The DFI should prioritize projects with significant positive spillover effects across the economy. Instead of rigid targets by sector or countries, the DFI should look for market gaps and fill them — supporting small businesses, for example — and should also integrate gender into every project.
Organizationally, the new DFI should promote a culture of collaboration rather than competition, which will not only strengthen its partnerships but also facilitate the exchange of knowledge to create the most impact. As part of a more coordinated approach, we should bring together the currently fragmented parts of USAID, such as its “enterprise funds,” the Office of Private Capital and Microenterprise, and the Development Credit Authority. These agencies fit more naturally into a DFI than a government agency.
Improved standards and outcomes
DFIs have an increasingly important role in promoting environmental, social, and corporate governance standards. While China portrays itself as a “good neighbor” responsible for high-quality infrastructure projects, its neighbors remain skeptical of its influence in the region. Various factors underlie this distrust, the most notable being the negative perceptions of the nation’s standards in the form of cheap and inferior quality goods, the use of Chinese laborers and materials in aid projects, and the quality of its work, and project selection criteria.
While the U.S. cannot — and should not — match China’s investments dollar for dollar, it can do more to gain trust and improve the “social output” of projects by imposing strict ESG standards, as well as investing in sustainable projects. Many DFIs (particularly in Europe) already mandate sustainability standards.

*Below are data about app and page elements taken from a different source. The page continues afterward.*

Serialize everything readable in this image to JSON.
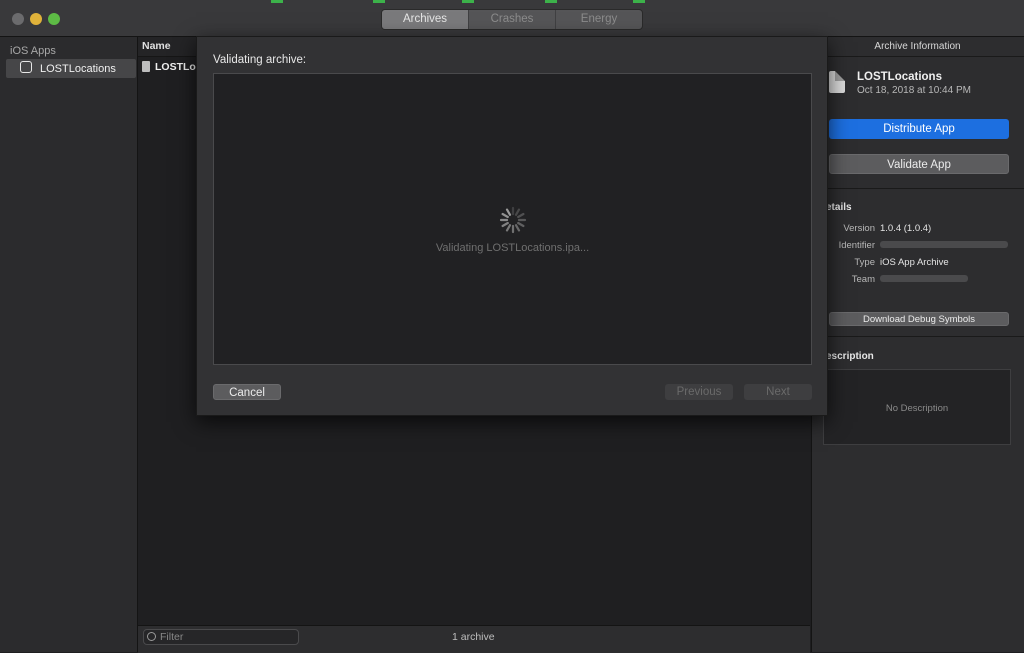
{
  "window": {
    "tabs": [
      {
        "label": "Archives",
        "active": true
      },
      {
        "label": "Crashes",
        "active": false
      },
      {
        "label": "Energy",
        "active": false
      }
    ],
    "traffic_lights": {
      "close": "#ec5f57",
      "minimize": "#e0b23a",
      "zoom": "#5dbb45"
    }
  },
  "sidebar": {
    "section_title": "iOS Apps",
    "items": [
      {
        "label": "LOSTLocations",
        "icon": "app-icon",
        "selected": true
      }
    ]
  },
  "list": {
    "column_name": "Name",
    "rows": [
      {
        "label": "LOSTLoc",
        "icon": "document-icon"
      }
    ],
    "filter_placeholder": "Filter",
    "count_text": "1 archive"
  },
  "sheet": {
    "title": "Validating archive:",
    "status": "Validating LOSTLocations.ipa...",
    "cancel_label": "Cancel",
    "previous_label": "Previous",
    "next_label": "Next"
  },
  "info_panel": {
    "title": "Archive Information",
    "archive_name": "LOSTLocations",
    "archive_date": "Oct 18, 2018 at 10:44 PM",
    "distribute_label": "Distribute App",
    "validate_label": "Validate App",
    "details_heading": "etails",
    "details": {
      "version_label": "Version",
      "version_value": "1.0.4 (1.0.4)",
      "identifier_label": "Identifier",
      "type_label": "Type",
      "type_value": "iOS App Archive",
      "team_label": "Team"
    },
    "debug_symbols_label": "Download Debug Symbols",
    "description_heading": "escription",
    "description_text": "No Description"
  },
  "colors": {
    "accent": "#1d6fe0"
  }
}
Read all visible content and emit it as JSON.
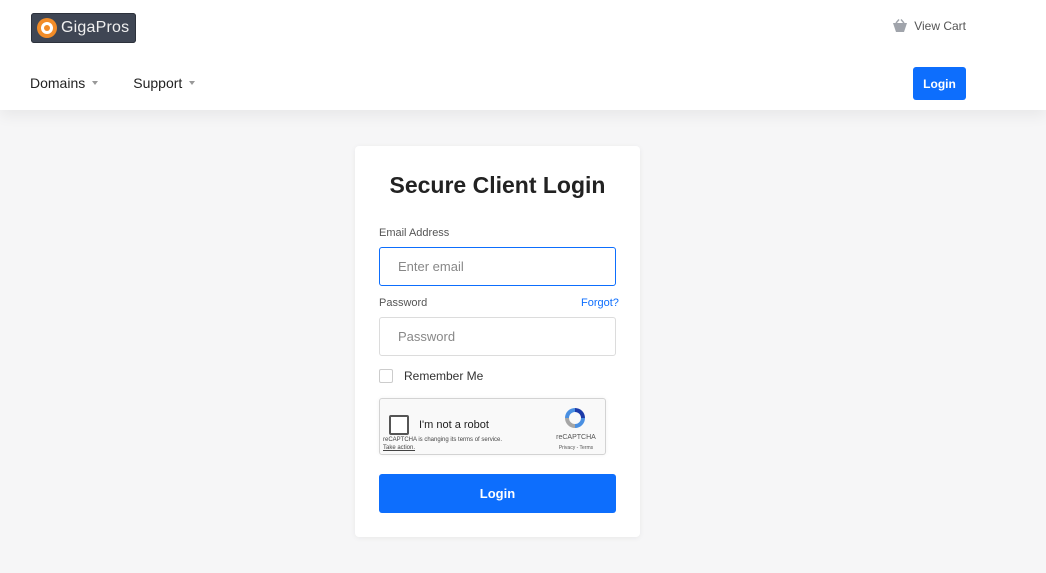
{
  "header": {
    "logo_text": "GigaPros",
    "view_cart_label": "View Cart",
    "nav": [
      {
        "label": "Domains"
      },
      {
        "label": "Support"
      }
    ],
    "login_label": "Login"
  },
  "login_card": {
    "title": "Secure Client Login",
    "email_label": "Email Address",
    "email_placeholder": "Enter email",
    "email_value": "",
    "password_label": "Password",
    "forgot_label": "Forgot?",
    "password_placeholder": "Password",
    "password_value": "",
    "remember_label": "Remember Me",
    "remember_checked": false,
    "captcha": {
      "label": "I'm not a robot",
      "notice": "reCAPTCHA is changing its terms of service.",
      "notice_link": "Take action.",
      "brand": "reCAPTCHA",
      "links": "Privacy - Terms"
    },
    "submit_label": "Login"
  },
  "colors": {
    "primary": "#0d6efd",
    "page_bg": "#f6f6f7",
    "logo_bg": "#3f4654",
    "logo_accent": "#f28c28"
  },
  "icons": {
    "cart": "basket-icon",
    "captcha": "recaptcha-icon",
    "dropdown": "caret-down-icon"
  }
}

DFIs should have the right range of tools to create the most impact in the form of employment generation, tax revenues, investment outcomes, and so forth. These tools range from grants or other subsidies (used judiciously) to loans and equity participation. Risk capital is desperately needed to get projects off the ground. Equity is imperative in providing risk capital for financing projects and engaging with entrepreneurs.
Databases such as Convergence help stimulate investments through blended finance mechanisms in developing economies, attracting private capital toward investments that support the SDGs. With around 300 members and $1.8 billion in total funding, Convergence provides investors with a range of resources, such as a global network of investors, data and intelligence, and a deal flow platform that help them make the most out of their investments.
Mobilization is perhaps the biggest challenge facing all DFIs today. On top of its investments, the new DFI must scale up and crowd in private capital as much as possible, both in local and international capital markets. This is already happening, but more can be done to build relationships with private investors who can participate in deals, as well as embrace innovative financing practices.
M-Kopa is an example of a company that has used more development-oriented capital to crowd in commercial investment, with funding rolling in from both venture capitalists and funds drawn to the sector’s social and environmental impact. Investors are enthusiastic about Africa’s off-grid players such as M-Kopa, which has raised more than $160 million and powered more than 600,000 homes in East Africa since 2011.
While other countries continue to make gains in developing countries, the U.S. has an opportunity to position itself as a champion of development finance. Equipped with the right tools, it has the potential to unlock the trillions needed to achieve our development goals.